Your task: Every entry below should be written out exactly, and no image should appear.

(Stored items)

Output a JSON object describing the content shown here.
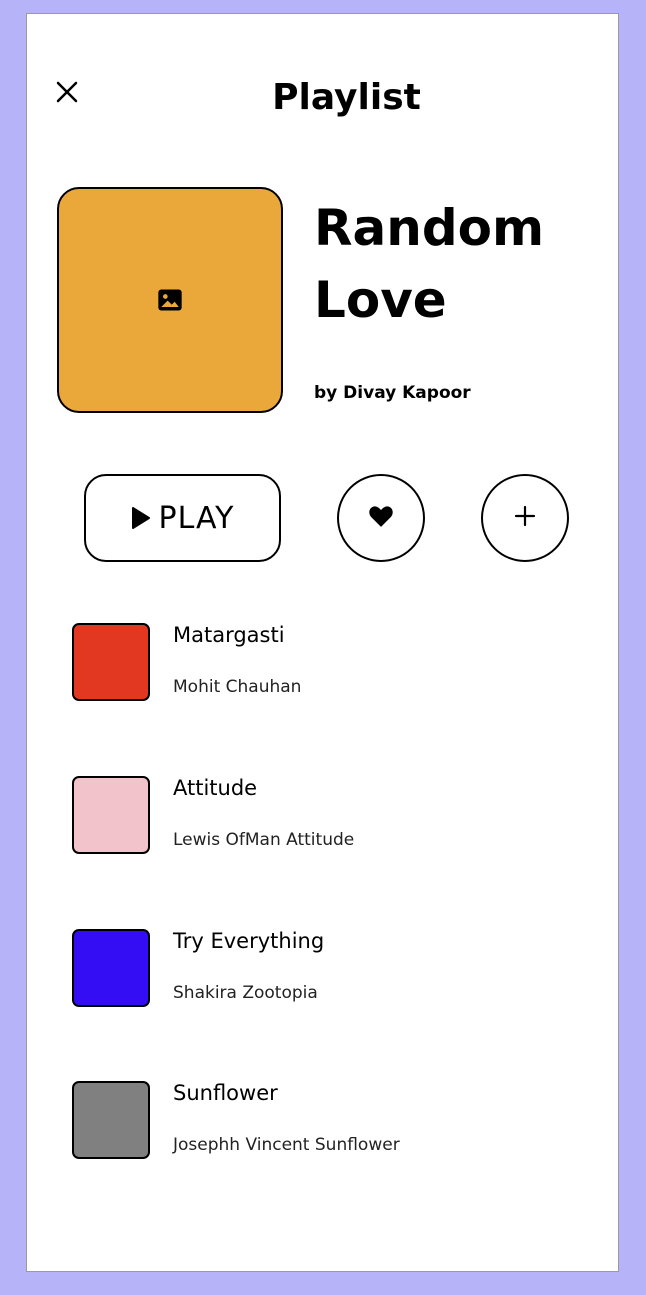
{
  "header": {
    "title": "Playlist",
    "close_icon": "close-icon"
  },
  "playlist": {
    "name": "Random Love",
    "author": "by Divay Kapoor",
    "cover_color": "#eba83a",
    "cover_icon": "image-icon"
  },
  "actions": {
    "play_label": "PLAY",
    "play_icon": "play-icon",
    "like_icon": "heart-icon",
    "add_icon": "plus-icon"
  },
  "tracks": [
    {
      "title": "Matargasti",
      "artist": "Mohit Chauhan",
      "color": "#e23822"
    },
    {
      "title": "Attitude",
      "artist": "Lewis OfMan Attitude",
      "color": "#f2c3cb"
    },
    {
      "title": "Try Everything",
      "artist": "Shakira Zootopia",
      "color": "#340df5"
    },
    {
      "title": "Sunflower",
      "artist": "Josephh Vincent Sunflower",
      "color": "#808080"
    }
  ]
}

Output of the task:
Output a JSON object describing the content shown here.
{
  "header": {
    "title": "Playlist",
    "close_icon": "close-icon"
  },
  "playlist": {
    "name": "Random Love",
    "author": "by Divay Kapoor",
    "cover_color": "#eba83a",
    "cover_icon": "image-icon"
  },
  "actions": {
    "play_label": "PLAY",
    "play_icon": "play-icon",
    "like_icon": "heart-icon",
    "add_icon": "plus-icon"
  },
  "tracks": [
    {
      "title": "Matargasti",
      "artist": "Mohit Chauhan",
      "color": "#e23822"
    },
    {
      "title": "Attitude",
      "artist": "Lewis OfMan Attitude",
      "color": "#f2c3cb"
    },
    {
      "title": "Try Everything",
      "artist": "Shakira Zootopia",
      "color": "#340df5"
    },
    {
      "title": "Sunflower",
      "artist": "Josephh Vincent Sunflower",
      "color": "#808080"
    }
  ]
}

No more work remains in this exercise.